_WHAT IS EXPECTED_
Copy each line of the entries below that contains the string "screenshot".

_Element data from apps and pages_
================================
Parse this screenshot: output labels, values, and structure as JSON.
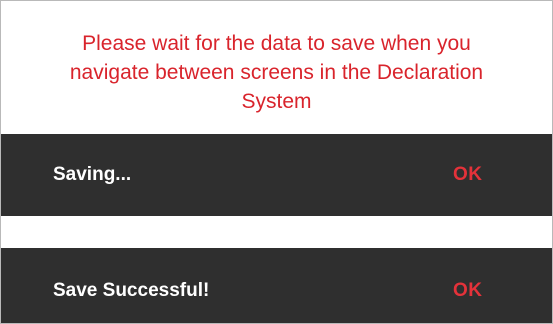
{
  "notice": {
    "text": "Please wait for the data to save when you\nnavigate between screens in the Declaration\nSystem",
    "color": "#d9242c"
  },
  "snackbars": [
    {
      "message": "Saving...",
      "action_label": "OK",
      "background": "#2f2f2f"
    },
    {
      "message": "Save Successful!",
      "action_label": "OK",
      "background": "#2f2f2f"
    }
  ],
  "accent_color": "#e4323a"
}
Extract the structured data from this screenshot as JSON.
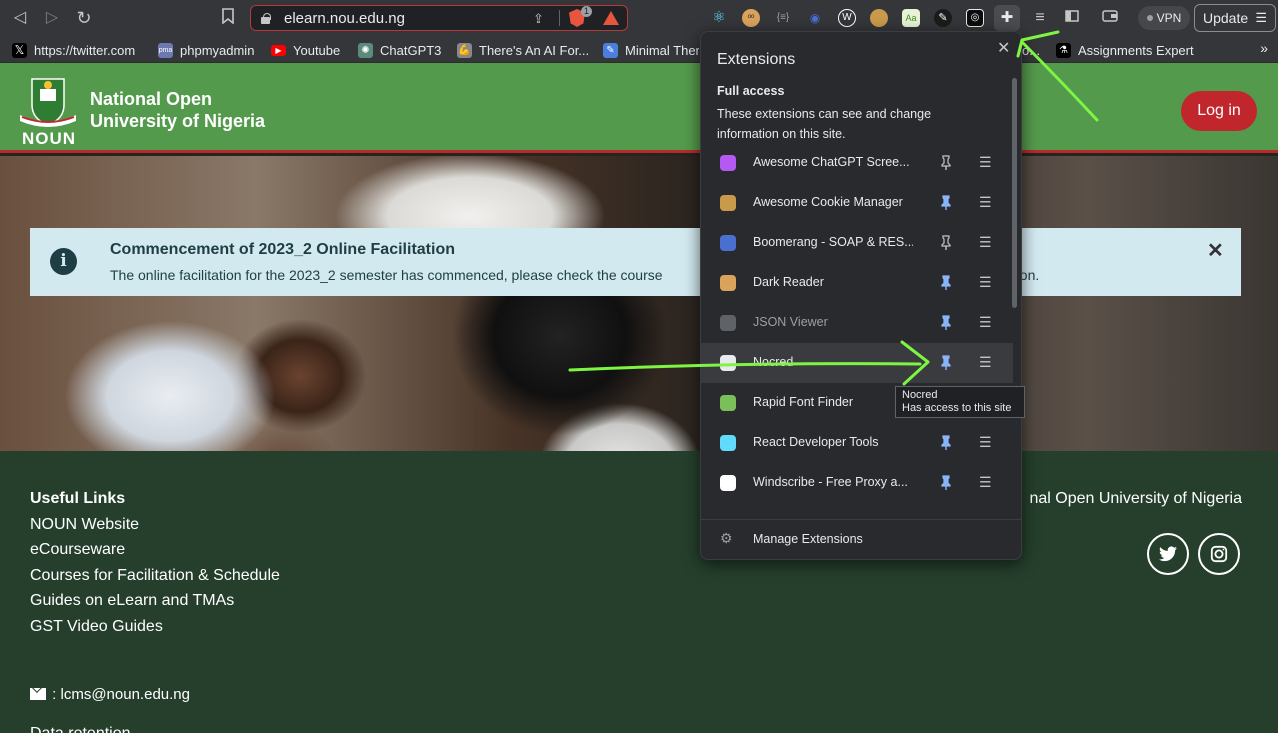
{
  "browser": {
    "url": "elearn.nou.edu.ng",
    "brave_badge_count": "1",
    "vpn_label": "VPN",
    "update_label": "Update",
    "toolbar_extensions": [
      {
        "icon": "react-icon",
        "color": "#61dafb"
      },
      {
        "icon": "dark-reader-icon",
        "color": "#d9a35b"
      },
      {
        "icon": "json-viewer-icon",
        "color": "#9aa0a6"
      },
      {
        "icon": "boomerang-icon",
        "color": "#4a6fd1"
      },
      {
        "icon": "windscribe-icon",
        "color": "#ffffff"
      },
      {
        "icon": "cookie-icon",
        "color": "#c99a4a"
      },
      {
        "icon": "font-finder-icon",
        "color": "#7bbf5a"
      },
      {
        "icon": "pen-icon",
        "color": "#e8eaed"
      },
      {
        "icon": "nocred-icon",
        "color": "#e8eaed"
      }
    ],
    "bookmarks": [
      {
        "label": "https://twitter.com",
        "icon": "x-logo-icon",
        "color": "#000000"
      },
      {
        "label": "phpmyadmin",
        "icon": "phpmyadmin-icon",
        "color": "#6c78af"
      },
      {
        "label": "Youtube",
        "icon": "youtube-icon",
        "color": "#ff0000"
      },
      {
        "label": "ChatGPT3",
        "icon": "chatgpt-icon",
        "color": "#5a8a7a"
      },
      {
        "label": "There's An AI For...",
        "icon": "arm-icon",
        "color": "#888888"
      },
      {
        "label": "Minimal Ther",
        "icon": "feather-icon",
        "color": "#4a7fe0"
      },
      {
        "label": "o...",
        "icon": "",
        "color": ""
      },
      {
        "label": "Assignments Expert",
        "icon": "microscope-icon",
        "color": "#000000"
      }
    ]
  },
  "site": {
    "brand_line1": "National Open",
    "brand_line2": "University of Nigeria",
    "logo_text": "NOUN",
    "login_label": "Log in",
    "alert_title": "Commencement of 2023_2 Online Facilitation",
    "alert_body": "The online facilitation for the 2023_2 semester has commenced, please check the course",
    "alert_body_tail": "ation.",
    "footer": {
      "heading": "Useful Links",
      "links": [
        "NOUN Website",
        "eCourseware",
        "Courses for Facilitation & Schedule",
        "Guides on eLearn and TMAs",
        "GST Video Guides"
      ],
      "email": ": lcms@noun.edu.ng",
      "cut_text": "Data retention",
      "copyright": "nal Open University of Nigeria"
    }
  },
  "extensions_popup": {
    "title": "Extensions",
    "section": "Full access",
    "description": "These extensions can see and change information on this site.",
    "items": [
      {
        "name": "Awesome ChatGPT Scree...",
        "icon": "chatgpt-screenshot-icon",
        "color": "#b45af2",
        "pinned": false
      },
      {
        "name": "Awesome Cookie Manager",
        "icon": "cookie-icon",
        "color": "#c99a4a",
        "pinned": true
      },
      {
        "name": "Boomerang - SOAP & RES...",
        "icon": "boomerang-icon",
        "color": "#4a6fd1",
        "pinned": false
      },
      {
        "name": "Dark Reader",
        "icon": "dark-reader-icon",
        "color": "#d9a35b",
        "pinned": true
      },
      {
        "name": "JSON Viewer",
        "icon": "json-viewer-icon",
        "color": "#5f6368",
        "pinned": true
      },
      {
        "name": "Nocred",
        "icon": "nocred-icon",
        "color": "#e8eaed",
        "pinned": true
      },
      {
        "name": "Rapid Font Finder",
        "icon": "font-finder-icon",
        "color": "#7bbf5a",
        "pinned": true
      },
      {
        "name": "React Developer Tools",
        "icon": "react-icon",
        "color": "#61dafb",
        "pinned": true
      },
      {
        "name": "Windscribe - Free Proxy a...",
        "icon": "windscribe-icon",
        "color": "#ffffff",
        "pinned": true
      }
    ],
    "manage_label": "Manage Extensions",
    "tooltip_title": "Nocred",
    "tooltip_body": "Has access to this site"
  },
  "colors": {
    "header_green": "#549a4c",
    "footer_green": "#253f2c",
    "login_red": "#c2262d",
    "alert_bg": "#d2e9ef",
    "annotation_green": "#7df542"
  }
}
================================
_EXERCISE RESULT_
Parse this screenshot: output labels, values, and structure as JSON.
Extract the structured data from this screenshot as JSON.
        "icon": "chatgpt-screenshot-icon",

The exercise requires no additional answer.